South Africa: How do we make an HIV and TB plan that has greater impact?
There is good reason to be sceptical about the link between healthcare policy and implementation in South Africa. Policies such as those on mental health and palliative care, for example, may be good on paper but have generally gone unimplemented. The Competition Commission’s Health Market Inquiry is arguably one of the most impressive and thorough investigations into a set of healthcare issues in recent years but most of the HMI report’s recommendations are gathering dust.
When it comes to HIV and TB there is also a disconnect but of a different type.
Government is clearly doing a lot of work on HIV and TB – some very good, some less so. On the whole, though, decisions appear to be made in parallel with, rather than guided by the relevant policies.
Part of the reason for this is that the key policy document, the National Strategic Plan (NSP) for HIV, TB, and STIs 2017 – 2022, is tied up with, and widely seen to be a product of, the South African National AIDS Council (SANAC).
While SANAC is playing an important role in liaising with large donors such as the Global Fund, it has in recent years been impotent when it comes to influencing key HIV and TB policy decisions. Power appears to be centred in the Minister of Health and National Department of Health with SANAC and the NSP mostly just an afterthought.
Why then should we care about the new NSP?
Both HIV and TB remain public health crises in South Africa. It is clearly better to have a shared strategy for our response to these diseases than not. A better question might thus be how we should go about creating the kind of NSP that would have the greatest impact and what a more impactful NSP might look like.

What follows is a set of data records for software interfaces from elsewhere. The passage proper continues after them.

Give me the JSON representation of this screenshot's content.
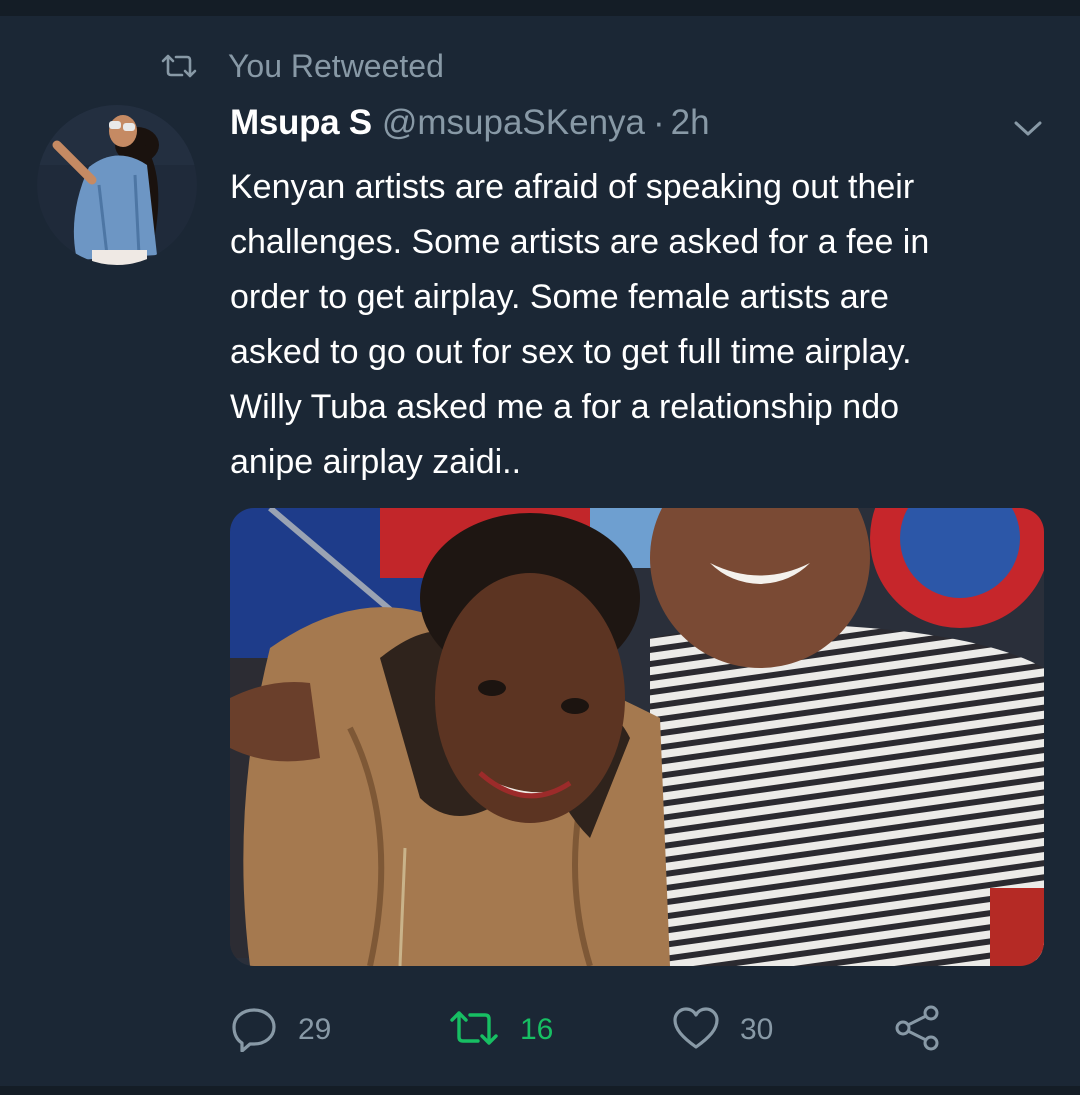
{
  "retweet_context": {
    "icon": "retweet-icon",
    "label": "You Retweeted"
  },
  "tweet": {
    "display_name": "Msupa S",
    "handle": "@msupaSKenya",
    "separator": "·",
    "time": "2h",
    "text_lines": [
      "Kenyan artists are afraid of speaking out their",
      "challenges. Some artists are asked for a fee in",
      "order to get airplay. Some female artists are",
      "asked to go out for sex to get full time airplay.",
      "Willy Tuba asked me a for a relationship ndo",
      "anipe airplay zaidi.."
    ],
    "media": {
      "type": "photo"
    }
  },
  "actions": {
    "reply": {
      "icon": "reply-icon",
      "count": "29"
    },
    "retweet": {
      "icon": "retweet-icon",
      "count": "16",
      "active": true
    },
    "like": {
      "icon": "heart-icon",
      "count": "30"
    },
    "share": {
      "icon": "share-icon"
    }
  },
  "colors": {
    "background": "#1b2735",
    "secondary_text": "#8899a6",
    "retweet_active": "#17bf63",
    "text": "#ffffff"
  }
}
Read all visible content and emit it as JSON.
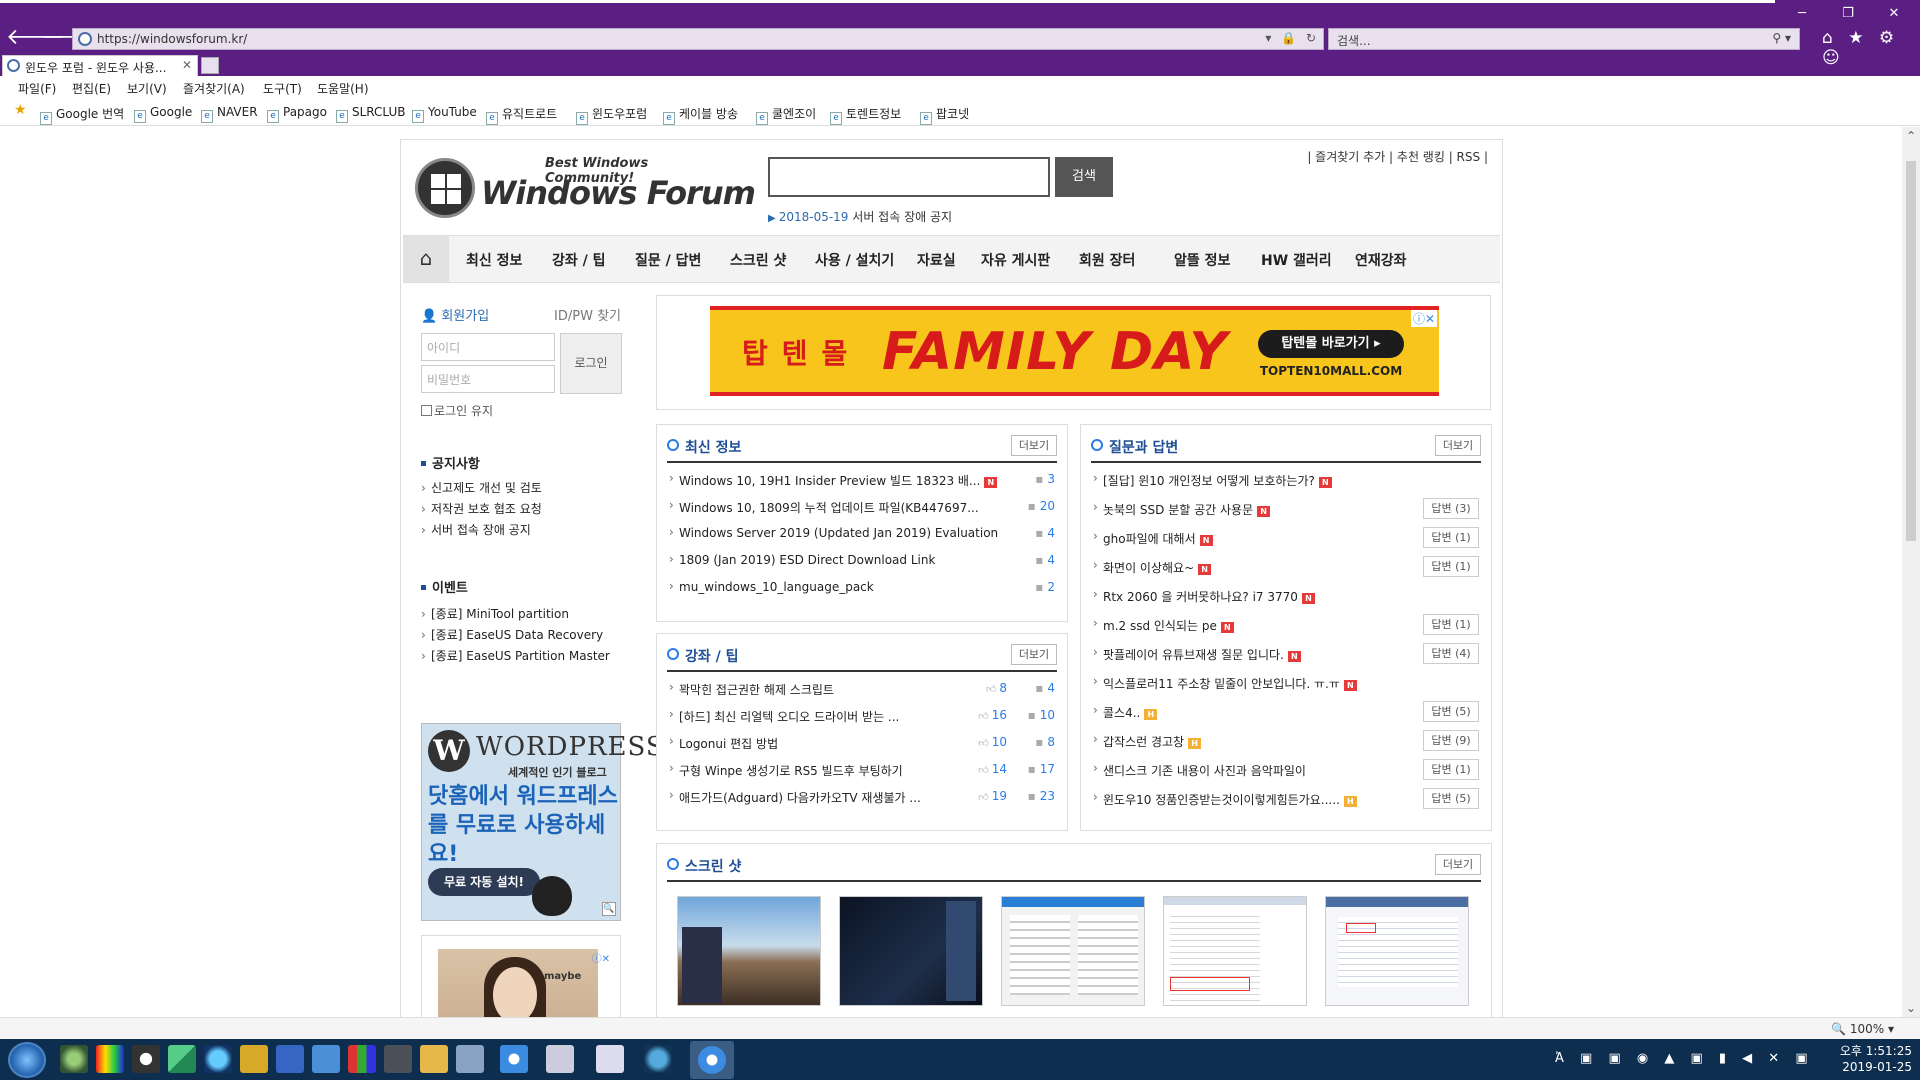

A good starting point is to recognise that the process of developing the NSP can be valuable in itself – it doesn’t only have to be a means to an end. The process is an opportunity to dig deep into the data, to have an evidence-informed debate about our policy priorities, and ideally to come to a shared understanding of what is needed.
Running such a process will be far from easy and will require strong and intentional leadership. While everyone should be heard, not everyone’s pet project can be included in the NSP. On the other hand, an NSP overly controlled by consultants and ‘insiders’ might leave many feeling they have no skin in the game. And of course, there will be political pressures and several strong personalities to contend with. It really won’t be easy.
While replicating a consultation process at the scale of the HMI is not realistic given time constraints, a case may well be made for a similar process by which people publicly present their inputs (written and/or in-person) to a panel of independent experts who can then interrogate each input. In the case of the HMI, such an ‘inquiry’ style format had the benefit of both hearing a wide variety of inputs and taking those inputs seriously by subjecting them to critical scrutiny.
One risk of a less intentional process is that we end up with an NSP that is little more than a long shopping list of things that would be nice to have, but that we may or may not get. There is some utility in being able to point to the NSP and say this or that intervention is mentioned and therefore we must implement it but on the whole, there is little point in having a strategy if that strategy doesn’t make the tough choices.
What kind of document should we work toward?
At its essence, the NSP should be an inspirational document that gives people a sense of how South Africa can come to grips with HIV, TB, and STIs. It needs to set out the key elements of our shared strategy in terms people outside of the HIV and TB worlds can understand and relate to. It might for example say something like the following:
“We will make it easier for people living with HIV to start taking HIV treatment and to stay on treatment. We will do this by offering everyone the option of home delivery of ARVs by no later than 2025. We will also give everyone enough pills for at least three months at a time. We will also allow and encourage pharmacists to prescribe antiretrovirals.”
“One reason why so many people die of TB in South Africa is that many people are never diagnosed, or are diagnosed too late. Most of the time healthcare workers only ask about symptoms and do not offer people TB tests. We will change this. From now on, everyone will be able to get at least one TB test per year if they want it.”
Ideally, the core of the NSP should be a document of one or two pages pitched at the level of the above paragraphs. It should be the kind of thing that can be printed on a poster and read and understood by anyone in two or three minutes.
Of course, we will also need supporting documents that rigorously set out the relevant scientific evidence, convincing reasoning behind the various elements of the strategy, realistic plans on how the interventions can be implemented in our resource-constrained setting (something that arguably was missing from the previous plan), and details on how progress will be measured. But essential as these supporting documents are, they are not the things that will make the plan resonate outside of HIV and TB circles.
Around 13% of South Africa’s population are living with HIV. Over 300 000 people are estimated to fall ill with TB every year, with many more getting infected, but not falling ill. One way to make the new NSP matter more than the previous one would be to write it with these people in mind, not just as passive recipients of government services, but as people who have a personal stake in the plans – and who might actually want to read and understand the NSP.